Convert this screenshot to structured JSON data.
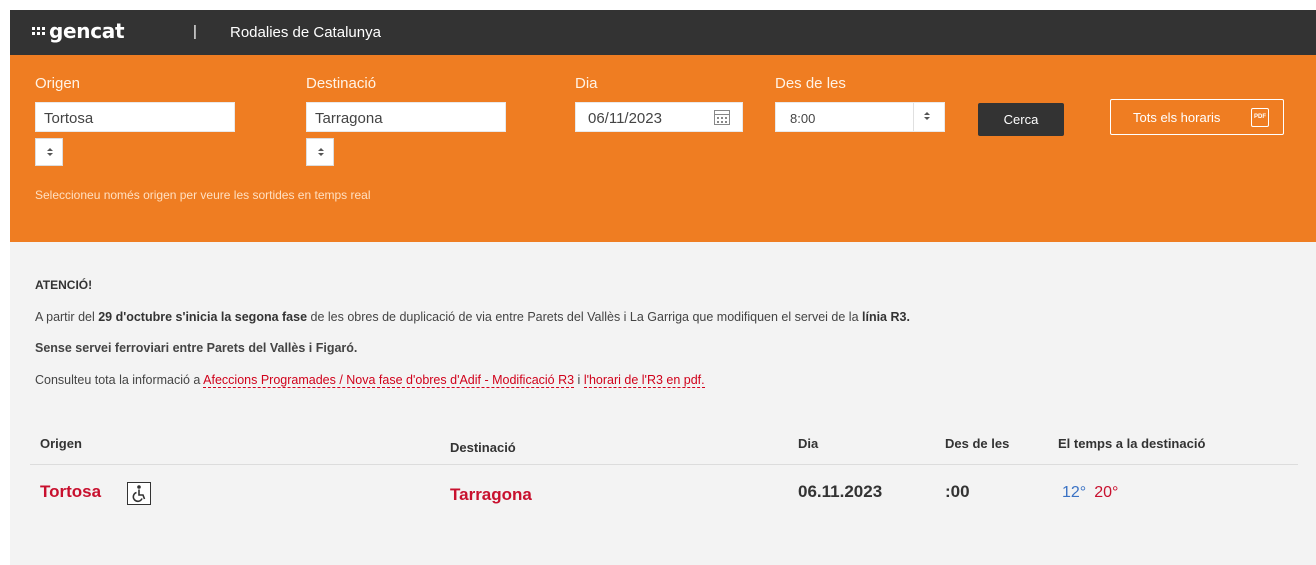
{
  "header": {
    "logo_text": "gencat",
    "separator": "|",
    "app_title": "Rodalies de Catalunya"
  },
  "search": {
    "origin_label": "Origen",
    "origin_value": "Tortosa",
    "destination_label": "Destinació",
    "destination_value": "Tarragona",
    "day_label": "Dia",
    "day_value": "06/11/2023",
    "time_label": "Des de les",
    "time_value": "8:00",
    "search_button": "Cerca",
    "all_schedules_button": "Tots els horaris",
    "pdf_icon_text": "PDF",
    "hint": "Seleccioneu només origen per veure les sortides en temps real",
    "accent_color": "#ef7d22"
  },
  "notice": {
    "title": "ATENCIÓ!",
    "line1_a": "A partir del ",
    "line1_b": "29 d'octubre s'inicia la segona fase",
    "line1_c": " de les obres de duplicació de via entre Parets del Vallès i La Garriga que modifiquen el servei de la ",
    "line1_d": "línia R3.",
    "line2": "Sense servei ferroviari entre Parets del Vallès i Figaró.",
    "line3_a": "Consulteu tota la informació a ",
    "line3_link1": "Afeccions Programades / Nova fase d'obres d'Adif - Modificació R3",
    "line3_b": " i ",
    "line3_link2": "l'horari de l'R3 en pdf."
  },
  "results": {
    "headers": [
      "Origen",
      "Destinació",
      "Dia",
      "Des de les",
      "El temps a la destinació"
    ],
    "row": {
      "origin": "Tortosa",
      "destination": "Tarragona",
      "day": "06.11.2023",
      "time": ":00",
      "temp_min": "12°",
      "temp_max": "20°"
    },
    "accessibility_icon": "wheelchair-icon"
  }
}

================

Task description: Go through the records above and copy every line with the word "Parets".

Exercise response:
    "line1_c": " de les obres de duplicació de via entre Parets del Vallès i La Garriga que modifiquen el servei de la ",
    "line2": "Sense servei ferroviari entre Parets del Vallès i Figaró.",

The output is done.